Streetlight spilling down through the basement window, splayed out on the polished wooden bar and framing the forearm stamped with the faded boxy lettering that marked the ancient man forever a 13-year-old boy out of Auschwitz Birkenau.
He'd been dead for years. Uncle Sol. So why was I not surprised to see him here today? In the bar. Here in Pilsen. Why now? On my last trip to Damek's tavern.
Spring rains and winds blanketing Chicago, the winds blowing so much harder and constantly every day now that President Leader Trump had sent out the word that we humans have nothing to do with the changes in the climate. That word came the very first week of the presidency.
And there were successive Words that were broadcast from Leader Trump pretty much every week since then.
The White House now The Gold House. China calling in our debt and taking over the US Treasury. Leader Trump assuring us what a great triumph that was. Think of the tax payer dollars saved by getting rid of a bureaucracy like the U.S. Treasury.
Leader Trump would protect us. Leader Trump would help us keep the bad guys out. There were good things that happened in these first 100 Days. The "both sides do it" false equivalencies, the liberal/conservative split had gone. There was no more pretending that both parties had their problems. Because now there was only Leader Trump. And we saved time. Much easier to act when there is no need for consensus.
Course it would be hard to leave Chicago. But Leader Trump knew best. Didn't he? And besides, no one had stopped me on this one last visit to Damek's.
Lots had changed since the last time I'd been in Damek's. But I needed one more visit. Not much in a life where you can say, "I want to do that one more time" and be certain it will happen.

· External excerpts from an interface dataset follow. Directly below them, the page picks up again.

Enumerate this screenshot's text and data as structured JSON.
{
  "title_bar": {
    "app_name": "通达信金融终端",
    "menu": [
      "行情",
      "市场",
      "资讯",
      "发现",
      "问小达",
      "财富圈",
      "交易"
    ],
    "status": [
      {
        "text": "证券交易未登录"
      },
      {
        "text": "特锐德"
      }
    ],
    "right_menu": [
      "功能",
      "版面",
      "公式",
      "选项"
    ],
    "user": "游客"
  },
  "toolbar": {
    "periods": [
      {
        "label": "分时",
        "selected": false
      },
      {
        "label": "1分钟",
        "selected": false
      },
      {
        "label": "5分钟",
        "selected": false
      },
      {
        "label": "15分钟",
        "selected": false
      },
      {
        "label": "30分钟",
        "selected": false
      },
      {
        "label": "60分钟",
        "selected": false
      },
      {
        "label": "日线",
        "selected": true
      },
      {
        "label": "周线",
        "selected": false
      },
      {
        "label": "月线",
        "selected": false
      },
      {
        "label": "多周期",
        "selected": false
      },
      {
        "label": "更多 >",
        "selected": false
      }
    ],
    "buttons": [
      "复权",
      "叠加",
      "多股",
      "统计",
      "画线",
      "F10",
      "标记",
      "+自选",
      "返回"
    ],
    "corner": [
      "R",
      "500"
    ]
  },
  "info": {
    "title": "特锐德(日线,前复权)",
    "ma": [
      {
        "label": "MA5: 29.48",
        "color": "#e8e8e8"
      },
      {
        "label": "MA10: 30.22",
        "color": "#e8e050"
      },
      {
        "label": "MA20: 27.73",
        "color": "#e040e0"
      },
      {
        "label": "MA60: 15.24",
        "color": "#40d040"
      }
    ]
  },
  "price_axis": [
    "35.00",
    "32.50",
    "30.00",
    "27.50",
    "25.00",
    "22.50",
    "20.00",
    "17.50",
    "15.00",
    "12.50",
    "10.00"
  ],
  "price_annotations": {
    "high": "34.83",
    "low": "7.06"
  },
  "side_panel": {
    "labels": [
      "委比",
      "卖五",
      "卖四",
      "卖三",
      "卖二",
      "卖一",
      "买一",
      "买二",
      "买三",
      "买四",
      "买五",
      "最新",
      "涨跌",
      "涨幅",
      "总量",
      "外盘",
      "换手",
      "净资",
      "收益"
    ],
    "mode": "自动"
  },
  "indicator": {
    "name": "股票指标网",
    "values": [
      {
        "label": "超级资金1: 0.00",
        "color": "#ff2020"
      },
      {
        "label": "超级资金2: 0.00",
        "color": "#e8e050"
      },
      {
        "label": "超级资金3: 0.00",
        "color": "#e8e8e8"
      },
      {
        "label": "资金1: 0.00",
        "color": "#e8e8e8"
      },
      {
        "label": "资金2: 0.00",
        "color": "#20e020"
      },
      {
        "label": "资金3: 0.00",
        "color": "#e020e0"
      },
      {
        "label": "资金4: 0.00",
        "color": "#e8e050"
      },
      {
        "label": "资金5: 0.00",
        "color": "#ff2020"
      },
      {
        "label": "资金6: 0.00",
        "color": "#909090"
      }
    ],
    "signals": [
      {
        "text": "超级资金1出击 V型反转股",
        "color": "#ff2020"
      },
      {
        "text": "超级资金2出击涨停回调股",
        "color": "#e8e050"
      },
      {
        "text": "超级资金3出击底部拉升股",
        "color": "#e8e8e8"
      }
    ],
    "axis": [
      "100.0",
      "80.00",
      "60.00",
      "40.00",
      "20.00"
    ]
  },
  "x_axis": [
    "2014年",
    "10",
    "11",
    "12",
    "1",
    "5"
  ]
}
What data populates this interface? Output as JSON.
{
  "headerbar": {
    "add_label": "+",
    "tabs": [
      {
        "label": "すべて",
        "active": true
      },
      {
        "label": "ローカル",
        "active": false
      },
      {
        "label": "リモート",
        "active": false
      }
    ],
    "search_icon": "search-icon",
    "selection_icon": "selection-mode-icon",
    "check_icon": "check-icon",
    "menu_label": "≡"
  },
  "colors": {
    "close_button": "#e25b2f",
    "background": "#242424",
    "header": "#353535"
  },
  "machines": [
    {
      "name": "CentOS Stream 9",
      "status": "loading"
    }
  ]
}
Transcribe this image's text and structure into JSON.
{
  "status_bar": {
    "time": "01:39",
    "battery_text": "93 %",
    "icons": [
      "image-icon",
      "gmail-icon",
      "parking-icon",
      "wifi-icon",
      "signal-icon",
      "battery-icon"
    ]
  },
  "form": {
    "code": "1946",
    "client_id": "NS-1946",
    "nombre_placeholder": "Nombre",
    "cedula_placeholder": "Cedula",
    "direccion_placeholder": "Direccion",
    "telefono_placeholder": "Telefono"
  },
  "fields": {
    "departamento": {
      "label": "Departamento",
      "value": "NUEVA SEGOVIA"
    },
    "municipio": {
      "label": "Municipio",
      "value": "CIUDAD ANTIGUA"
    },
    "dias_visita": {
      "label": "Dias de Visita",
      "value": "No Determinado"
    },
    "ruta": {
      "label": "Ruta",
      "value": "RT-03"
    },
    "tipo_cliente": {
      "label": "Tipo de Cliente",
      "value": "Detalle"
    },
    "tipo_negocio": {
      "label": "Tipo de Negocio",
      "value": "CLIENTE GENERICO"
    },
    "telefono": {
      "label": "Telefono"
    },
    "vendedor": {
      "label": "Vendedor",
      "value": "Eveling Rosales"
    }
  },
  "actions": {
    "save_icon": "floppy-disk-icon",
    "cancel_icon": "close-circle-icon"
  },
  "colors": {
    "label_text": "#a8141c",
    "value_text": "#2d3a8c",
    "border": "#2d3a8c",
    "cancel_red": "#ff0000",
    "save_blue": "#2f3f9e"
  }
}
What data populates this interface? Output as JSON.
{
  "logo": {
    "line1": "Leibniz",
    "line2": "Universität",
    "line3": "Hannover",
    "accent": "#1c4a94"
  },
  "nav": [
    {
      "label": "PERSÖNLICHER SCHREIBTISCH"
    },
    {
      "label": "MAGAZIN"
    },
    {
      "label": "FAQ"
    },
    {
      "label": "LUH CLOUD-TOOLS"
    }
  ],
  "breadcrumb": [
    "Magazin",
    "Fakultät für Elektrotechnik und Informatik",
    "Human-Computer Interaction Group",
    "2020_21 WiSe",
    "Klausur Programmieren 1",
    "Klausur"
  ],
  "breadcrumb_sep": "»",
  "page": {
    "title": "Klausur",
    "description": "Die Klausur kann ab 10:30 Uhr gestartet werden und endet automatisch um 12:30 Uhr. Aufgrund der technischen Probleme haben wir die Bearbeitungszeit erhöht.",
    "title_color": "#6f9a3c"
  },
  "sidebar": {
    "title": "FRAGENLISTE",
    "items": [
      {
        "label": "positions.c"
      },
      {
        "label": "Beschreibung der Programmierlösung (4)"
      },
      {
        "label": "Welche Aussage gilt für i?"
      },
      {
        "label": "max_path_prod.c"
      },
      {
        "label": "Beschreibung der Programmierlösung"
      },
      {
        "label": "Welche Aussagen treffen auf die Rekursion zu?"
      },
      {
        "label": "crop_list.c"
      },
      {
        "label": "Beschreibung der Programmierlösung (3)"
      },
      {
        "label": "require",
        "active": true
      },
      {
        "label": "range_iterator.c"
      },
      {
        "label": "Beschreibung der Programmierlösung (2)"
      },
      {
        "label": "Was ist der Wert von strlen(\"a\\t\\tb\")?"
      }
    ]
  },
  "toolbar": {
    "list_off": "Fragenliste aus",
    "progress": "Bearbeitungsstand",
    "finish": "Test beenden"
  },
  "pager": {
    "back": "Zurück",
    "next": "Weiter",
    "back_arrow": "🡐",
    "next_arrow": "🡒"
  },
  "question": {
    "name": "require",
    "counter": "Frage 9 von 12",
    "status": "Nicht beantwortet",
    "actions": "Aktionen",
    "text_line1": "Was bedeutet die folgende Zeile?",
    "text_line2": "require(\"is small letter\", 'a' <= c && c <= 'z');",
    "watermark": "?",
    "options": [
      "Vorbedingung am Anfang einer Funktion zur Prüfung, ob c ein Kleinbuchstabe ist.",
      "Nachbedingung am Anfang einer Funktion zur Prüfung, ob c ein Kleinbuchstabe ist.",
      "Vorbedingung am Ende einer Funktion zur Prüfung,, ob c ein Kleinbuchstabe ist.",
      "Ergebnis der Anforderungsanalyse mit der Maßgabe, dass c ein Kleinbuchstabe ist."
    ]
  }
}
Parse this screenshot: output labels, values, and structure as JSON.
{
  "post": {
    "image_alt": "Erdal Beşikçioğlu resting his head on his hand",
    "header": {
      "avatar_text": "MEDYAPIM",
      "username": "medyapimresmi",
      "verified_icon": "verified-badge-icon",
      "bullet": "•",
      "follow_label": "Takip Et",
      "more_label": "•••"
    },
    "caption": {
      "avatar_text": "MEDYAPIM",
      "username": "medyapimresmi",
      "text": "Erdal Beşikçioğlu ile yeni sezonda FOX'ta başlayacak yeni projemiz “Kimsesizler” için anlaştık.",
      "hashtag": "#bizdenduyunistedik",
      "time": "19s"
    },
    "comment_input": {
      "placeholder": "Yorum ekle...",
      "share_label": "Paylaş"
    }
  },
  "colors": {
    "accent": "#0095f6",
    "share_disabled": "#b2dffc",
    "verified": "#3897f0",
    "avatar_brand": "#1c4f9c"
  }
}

But why was Uncle Solly here? Sitting ramrod straight, looking forward. Saying nothing. As if I wasn't even there. "Hey Solly! So good to see you!' But he didn't turn. Didn't answer.
And with the empty streets outside, no music inside, only the stale beer disinfectant smell of the bar for company,
The great migration of Chicago's Mexican community back to Mexico before The Wall got built had left the Pilsen neighborhood with empty streets, washed out colors and a smell of burning rubber where once chilies and onions, chicken and chorizo wrapped in golden tortillas could make you forget your name.
So as the color and music drained out of Pilsen, the ghosts of the old neighborhood had come back. The hard working Czechs. Damek's Bar. Where working families would go to the corner and get their bucket of beer every Friday night.
Chicago is a city of ghosts built upon generations of con men and women, dreamers and drifters, poets and power mongers. And as you dig down through all that, each back alley big shot and Lake Shore Drive swell left behind, you are reminded again of Algren, writing, "Once you've become a part of this particular patch, you'll never love another."
So I had a decision to make. The "Welcoming Centers" were going up all over the country. There was one not so far from this bar on the far southwest side. A safe place, Leader Trump told us in a Word. This safe place is for Muslims. It was just till we got things figured out. Nothing permanent. Just a place to keep folks safe.
And the next safe place was for Italians. My wife was Italian. So she'd have to go.
That meant we had to decide. Did we leave Chicago or did we stay and let ourselves be separated? We had bought the tickets to Banff. We had our boat and were ready to row. But still... Was there any other choice?
Maybe there was some way to fight this. To let us stay home.
And that's when I heard it. Uncle Solly. Staring at his spirit, he turned towards me as if there was an actual physical force staring hard, opened his mouth and said two words: